Data to examine:
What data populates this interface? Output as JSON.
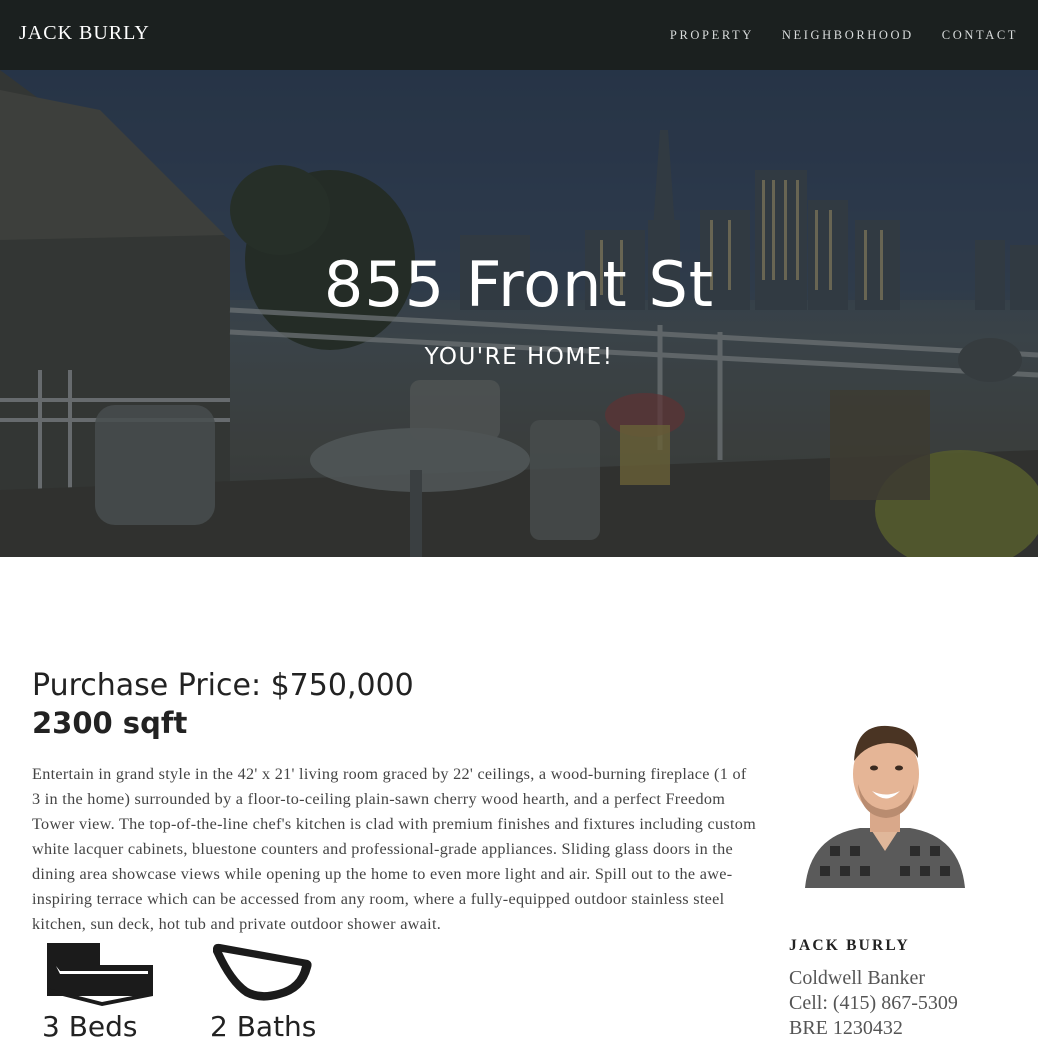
{
  "nav": {
    "brand": "JACK BURLY",
    "links": [
      "PROPERTY",
      "NEIGHBORHOOD",
      "CONTACT"
    ]
  },
  "hero": {
    "title": "855 Front St",
    "subtitle": "YOU'RE HOME!"
  },
  "listing": {
    "price": "Purchase Price: $750,000",
    "sqft": "2300 sqft",
    "description": "Entertain in grand style in the 42' x 21' living room graced by 22' ceilings, a wood-burning fireplace (1 of 3 in the home) surrounded by a floor-to-ceiling plain-sawn cherry wood hearth, and a perfect Freedom Tower view. The top-of-the-line chef's kitchen is clad with premium finishes and fixtures including custom white lacquer cabinets, bluestone counters and professional-grade appliances. Sliding glass doors in the dining area showcase views while opening up the home to even more light and air. Spill out to the awe-inspiring terrace which can be accessed from any room, where a fully-equipped outdoor stainless steel kitchen, sun deck, hot tub and private outdoor shower await.",
    "features": [
      {
        "icon": "bed-icon",
        "label": "3 Beds"
      },
      {
        "icon": "bathtub-icon",
        "label": "2 Baths"
      }
    ]
  },
  "agent": {
    "name": "JACK BURLY",
    "company": "Coldwell Banker",
    "cell": "Cell: (415) 867-5309",
    "license": "BRE 1230432"
  },
  "colors": {
    "navbar": "#1b201f",
    "text_dark": "#222222",
    "text_body": "#444444"
  }
}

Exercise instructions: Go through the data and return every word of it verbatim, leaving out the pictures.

Response area:
What data populates this interface? Output as JSON.
{
  "nav": {
    "brand": "JACK BURLY",
    "links": [
      "PROPERTY",
      "NEIGHBORHOOD",
      "CONTACT"
    ]
  },
  "hero": {
    "title": "855 Front St",
    "subtitle": "YOU'RE HOME!"
  },
  "listing": {
    "price": "Purchase Price: $750,000",
    "sqft": "2300 sqft",
    "description": "Entertain in grand style in the 42' x 21' living room graced by 22' ceilings, a wood-burning fireplace (1 of 3 in the home) surrounded by a floor-to-ceiling plain-sawn cherry wood hearth, and a perfect Freedom Tower view. The top-of-the-line chef's kitchen is clad with premium finishes and fixtures including custom white lacquer cabinets, bluestone counters and professional-grade appliances. Sliding glass doors in the dining area showcase views while opening up the home to even more light and air. Spill out to the awe-inspiring terrace which can be accessed from any room, where a fully-equipped outdoor stainless steel kitchen, sun deck, hot tub and private outdoor shower await.",
    "features": [
      {
        "icon": "bed-icon",
        "label": "3 Beds"
      },
      {
        "icon": "bathtub-icon",
        "label": "2 Baths"
      }
    ]
  },
  "agent": {
    "name": "JACK BURLY",
    "company": "Coldwell Banker",
    "cell": "Cell: (415) 867-5309",
    "license": "BRE 1230432"
  },
  "colors": {
    "navbar": "#1b201f",
    "text_dark": "#222222",
    "text_body": "#444444"
  }
}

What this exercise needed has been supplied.